To truly protect and conserve marine mammals, we must recognize that captivity is not the answer. Brutal orca and dolphin drive hunts are still occurring around the world because of the demand for these animals in marine mammal aquariums. Social media is playing an instrumental role in bringing awareness about these horrific dolphin drives in places like Taiji, Japan. People from all over the world are now learning how these drive hunts herd pods of cetaceans into sheltered coves. Brokers for aquariums around the world are there first to pick the animals they want, while most of the other animals are killed for their meat or die from the distress. This is not conservation; it is cruelty.


By studying belugas in the ocean, scientists are learning about natural and human induced threats, such as noise pollution, affecting local populations. © Carrie Vonderhaar, Ocean Futures Society

Recently, Georgia Aquarium lost a legal battle to import 18 belugas whales that were captured from an endangered population in Russia. After the government initially denied them a permit two years ago, the aquarium sued. The courts upholding of the denial is a powerful precedent: capturing animals from endangered populations is not conservation and should not be tolerated. Instead of capturing these animals to perform circus tricks for entertainment, we should be focusing our efforts on studying wild populations, rehabilitating animals in need and teaching children that the best education comes from learning about cetaceans in the oceans.

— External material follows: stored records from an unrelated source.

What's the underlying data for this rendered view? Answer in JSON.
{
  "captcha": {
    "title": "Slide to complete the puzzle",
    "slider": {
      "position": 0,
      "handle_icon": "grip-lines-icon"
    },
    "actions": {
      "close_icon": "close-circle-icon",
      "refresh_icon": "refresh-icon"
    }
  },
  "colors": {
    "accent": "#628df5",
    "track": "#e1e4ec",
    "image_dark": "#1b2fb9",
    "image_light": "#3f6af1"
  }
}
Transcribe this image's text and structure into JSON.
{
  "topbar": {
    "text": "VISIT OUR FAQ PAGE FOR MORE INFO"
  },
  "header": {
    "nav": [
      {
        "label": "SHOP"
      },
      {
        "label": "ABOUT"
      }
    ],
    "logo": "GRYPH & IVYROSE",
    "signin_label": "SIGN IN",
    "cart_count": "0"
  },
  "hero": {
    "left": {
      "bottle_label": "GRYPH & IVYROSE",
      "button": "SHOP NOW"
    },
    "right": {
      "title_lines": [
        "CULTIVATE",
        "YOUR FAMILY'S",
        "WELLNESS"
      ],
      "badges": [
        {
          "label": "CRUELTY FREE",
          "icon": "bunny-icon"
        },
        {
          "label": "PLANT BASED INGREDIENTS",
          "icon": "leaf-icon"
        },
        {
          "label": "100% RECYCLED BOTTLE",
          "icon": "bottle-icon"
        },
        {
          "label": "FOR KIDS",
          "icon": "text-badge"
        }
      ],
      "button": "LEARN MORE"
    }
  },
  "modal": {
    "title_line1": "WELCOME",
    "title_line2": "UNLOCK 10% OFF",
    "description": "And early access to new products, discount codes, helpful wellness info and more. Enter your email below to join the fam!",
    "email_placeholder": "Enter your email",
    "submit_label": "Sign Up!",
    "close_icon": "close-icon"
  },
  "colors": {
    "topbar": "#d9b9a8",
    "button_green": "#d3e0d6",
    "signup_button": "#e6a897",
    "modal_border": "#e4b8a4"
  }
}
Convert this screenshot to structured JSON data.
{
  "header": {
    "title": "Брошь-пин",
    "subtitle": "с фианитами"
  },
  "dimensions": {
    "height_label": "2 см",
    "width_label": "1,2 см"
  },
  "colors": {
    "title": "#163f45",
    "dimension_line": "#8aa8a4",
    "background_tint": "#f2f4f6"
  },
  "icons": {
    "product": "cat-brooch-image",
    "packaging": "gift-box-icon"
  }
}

I know it can be done. We can move beyond captivity and embrace a future with interactive educational technologies that allow people to take action and become decision-makers instead of spectators. Using engaging digital technology, people can discover through experience, learning how marine mammals communicate, hunt, socialize, and deal with conflicts and environmental challenges around them. By allowing people the opportunity to make choices, in this way, the public learns through action. We can also connect aquariums to real-time systems that monitor animals in the wild or those being rehabilitated or retired at seaside sanctuaries. I believe this is the future of aquariums, with an end to profit-driven captivity of cetaceans and other large animals.

Those of us who have had the enormous privilege to see whales or dolphins in the wild know it is an experience one is likely to cherish. To see their majesty and grace is both humbling and inspiring. And if you have had the unique opportunity to share the underwater ocean realm alongside them, it becomes an experience you will never forget. In my new book, Orcas: Spirits of the Sea, I recall incredible experience I have shared with orcas and dolphins throughout my lifetime. These stories are illuminated through beautiful illustrations by Dominique Serafini.

As our societies evolve, so too must our perceptions about keeping such large, intelligent animals in unnatural confinements. How we treat orcas and other cetaceans is a reflection of how we view our natural world around us. It is time our actions reflect our understandings about the sentient beings with whom we share our planet and on which we depend for survival.

Warm regards,


Jean-Michel Cousteau
President, Ocean Futures Society
with Jaclyn Mandoske